- WHAT THIS TASK INVOLVES -
Looking at the entries below, how many lines include the word "icon"? Answer with the number alone.

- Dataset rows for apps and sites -
--------------------------------------------------

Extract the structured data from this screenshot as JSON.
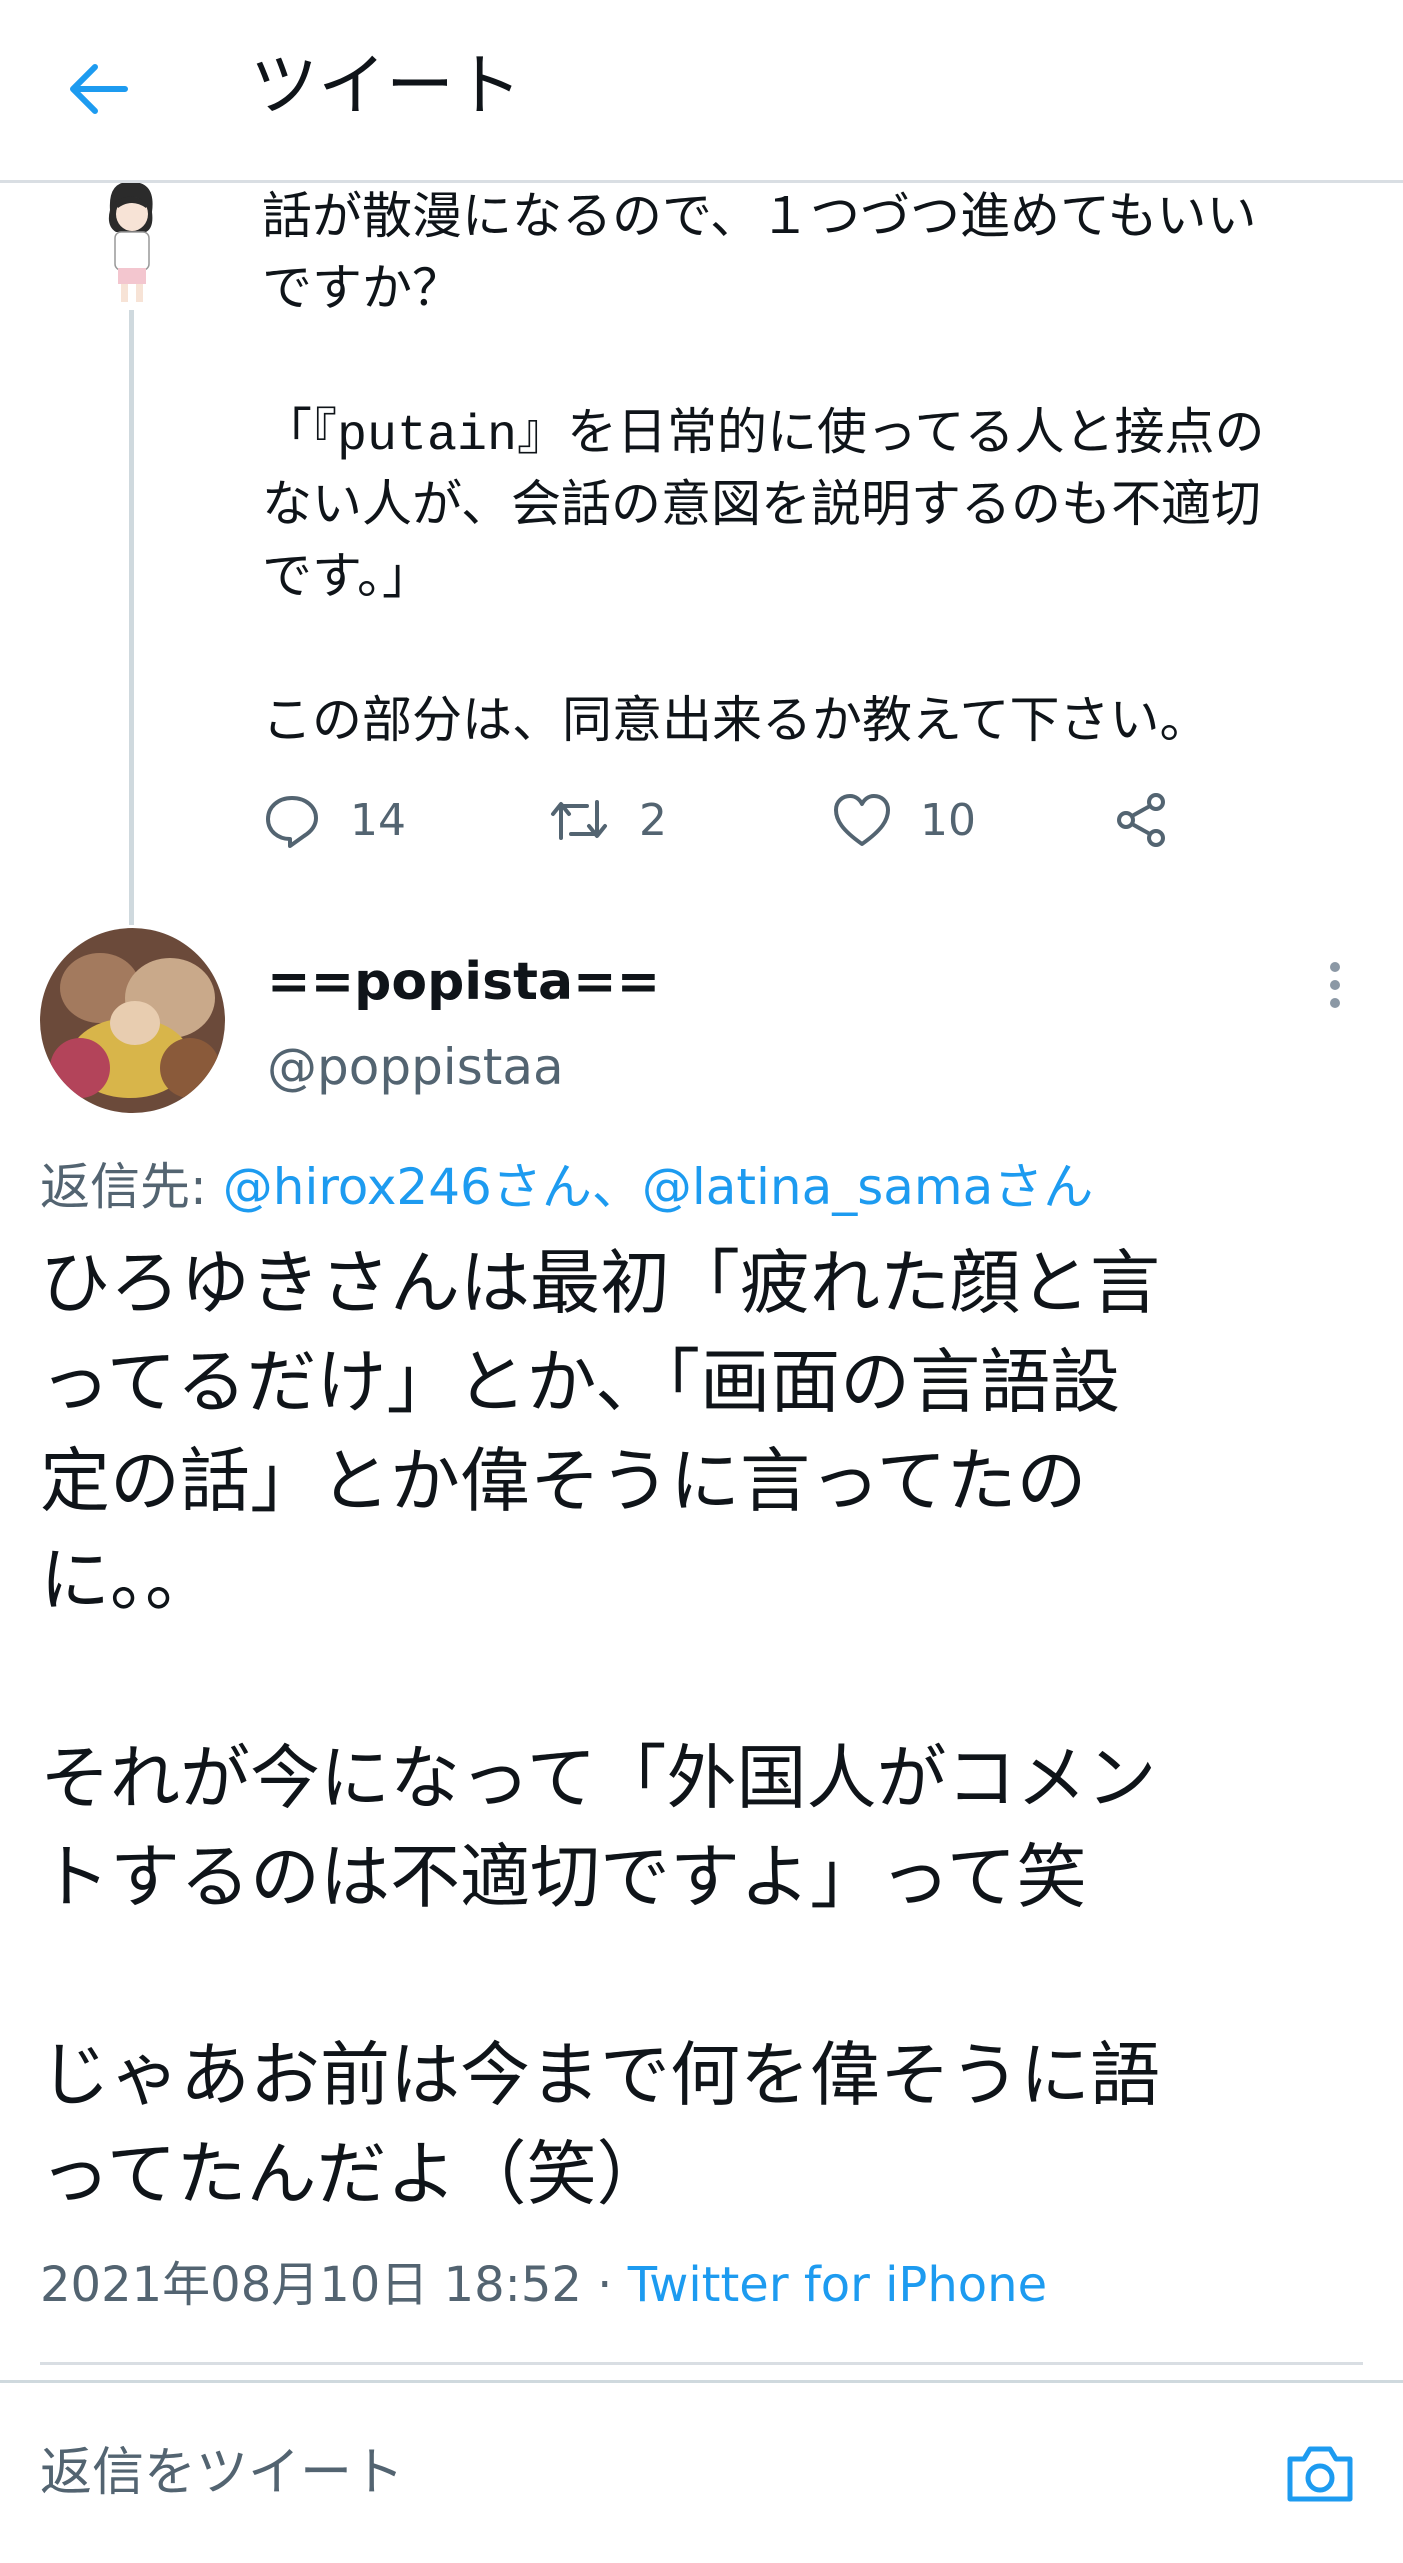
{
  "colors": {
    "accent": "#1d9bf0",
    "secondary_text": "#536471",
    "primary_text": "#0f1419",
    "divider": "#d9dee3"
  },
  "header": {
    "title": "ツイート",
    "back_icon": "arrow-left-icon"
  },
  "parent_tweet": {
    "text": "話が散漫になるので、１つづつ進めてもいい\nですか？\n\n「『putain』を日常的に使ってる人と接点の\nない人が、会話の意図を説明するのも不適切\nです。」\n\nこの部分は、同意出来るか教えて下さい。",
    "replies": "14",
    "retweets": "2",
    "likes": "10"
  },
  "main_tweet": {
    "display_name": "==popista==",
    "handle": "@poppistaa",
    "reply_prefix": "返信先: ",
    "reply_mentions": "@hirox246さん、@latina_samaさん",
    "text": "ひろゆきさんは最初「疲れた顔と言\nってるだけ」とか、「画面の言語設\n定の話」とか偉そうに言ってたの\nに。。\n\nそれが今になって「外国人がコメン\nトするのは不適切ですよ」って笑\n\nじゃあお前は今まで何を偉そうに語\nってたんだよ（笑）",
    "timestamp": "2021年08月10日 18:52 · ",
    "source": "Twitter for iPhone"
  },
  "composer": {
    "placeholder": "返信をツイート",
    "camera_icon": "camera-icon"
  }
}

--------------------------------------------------

- RESPONSE TO THIS TASK -
2